Last week, Wolf vetoed a Republican-sponsored bill that would have let restaurants and bars reopen at up to full capacity, saying it would have increased the risk of COVID-19 outbreaks. Wolf has vetoed a series of GOP bills designed to eliminate or water down his pandemic restrictions.

Customers wait in line outside Round the Clock Diner on Route 30, not only for take-out orders but also to have their first sit-down mean in a restaurant since the start of Governor Wolf's COVID-19 shutdown. After learning that the York County District Attorney's office would not enforce criminal penalties due to Governor Wolf's shutdown orders, Round the Clock Diner opened to eat-in customers Sunday, May 10, 2020. 
John A. Pavoncello photo

Wolf said the virus forced his hand, but he stressed he remains committed to supporting bars and restaurants financially during the pandemic.

“Unfortunately, we’ve seen that even when owners, employees and patrons do everything right, the very nature of COVID continues to make gathering in restaurants at full capacity really dangerous,” he said. “But that’s not the fault of the restaurant owners ... and therefore they should not be forced to bear the financial burden of this alone.”

Wolf has been pressing the General Assembly to approve a $100 million aid package for the hospitality industry, including restaurants and bars, and take other steps to provide relief. The money would come from Pennsylvania’s share of the federal coronavirus relief law, of which about $1 billion remains unspent.

House Republican spokesperson Jason Gottesman said legislative Republicans will be “examining the best uses of that money given our $4 billion budget deficit and the many areas of state and local government impacted by COVID-19.”

Gottesman called Wolf’s liquor fee plan a “half measure of help,” saying the state’s hospitality industry is threatened by the governor’s “overbroad and onerous restrictions that are backed neither by science nor common sense.”

Republicans also circulated a June letter from Pennsylvania Liquor Control Board officials that said the board lacks authority to reduce statutory license fees and surcharges without legislative action.

Liquor board spokesperson Shawn Kelly said the board is “evaluating its authority to waive various categories of fees” and will address Wolf’s proposal at its meeting next week after completing a fiscal and legal review.

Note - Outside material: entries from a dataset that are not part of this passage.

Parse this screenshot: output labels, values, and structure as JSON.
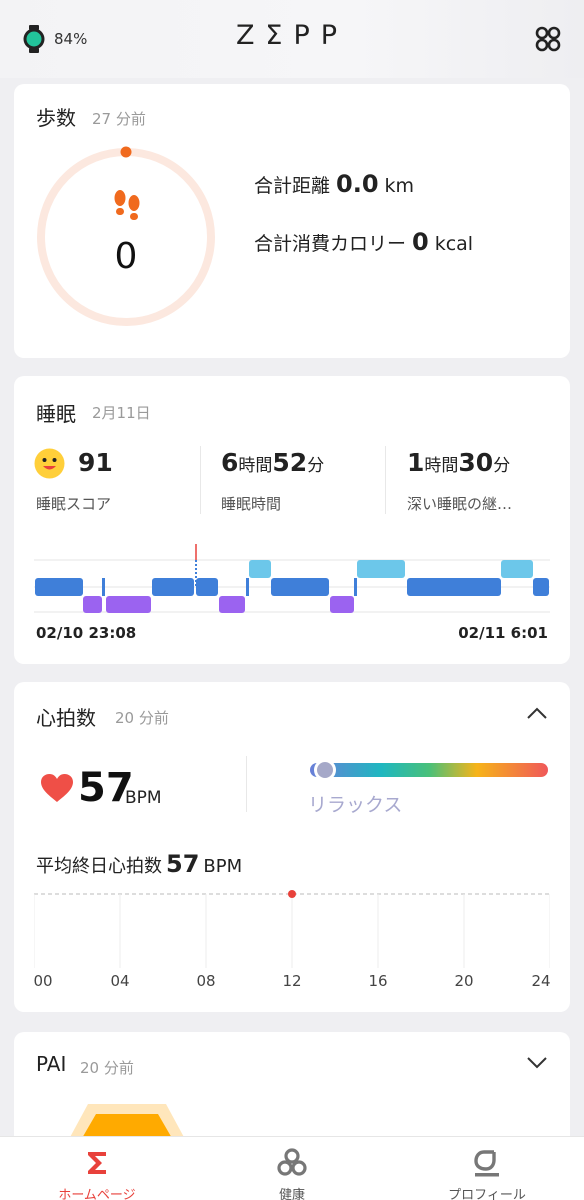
{
  "header": {
    "battery": "84%",
    "logo": "ZΣPP"
  },
  "steps": {
    "title": "歩数",
    "updated": "27 分前",
    "count": "0",
    "distance_label": "合計距離",
    "distance_value": "0.0",
    "distance_unit": "km",
    "calories_label": "合計消費カロリー",
    "calories_value": "0",
    "calories_unit": "kcal"
  },
  "sleep": {
    "title": "睡眠",
    "date": "2月11日",
    "score": "91",
    "score_label": "睡眠スコア",
    "duration_h": "6",
    "duration_h_unit": "時間",
    "duration_m": "52",
    "duration_m_unit": "分",
    "duration_label": "睡眠時間",
    "deep_h": "1",
    "deep_h_unit": "時間",
    "deep_m": "30",
    "deep_m_unit": "分",
    "deep_label": "深い睡眠の継…",
    "start_time": "02/10 23:08",
    "end_time": "02/11 6:01",
    "colors": {
      "light": "#3f7fd9",
      "deep": "#9b63f0",
      "rem": "#6cc7ea"
    }
  },
  "heart": {
    "title": "心拍数",
    "updated": "20 分前",
    "bpm": "57",
    "bpm_unit": "BPM",
    "zone_label": "リラックス",
    "avg_label": "平均終日心拍数",
    "avg_value": "57",
    "avg_unit": "BPM",
    "x_ticks": [
      "00",
      "04",
      "08",
      "12",
      "16",
      "20",
      "24"
    ],
    "point_hour": 12,
    "point_value": 57
  },
  "pai": {
    "title": "PAI",
    "updated": "20 分前"
  },
  "nav": {
    "home": "ホームページ",
    "health": "健康",
    "profile": "プロフィール",
    "active_color": "#e8413b"
  }
}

Pennsylvania regulations empower the liquor board to charge fees, and, by implication, to refrain from charging them, said Wolf spokesperson Elizabeth Rementer.

She added the Republican-led General Assembly “has failed to provide meaningful relief for these licensees despite having every opportunity to do so.”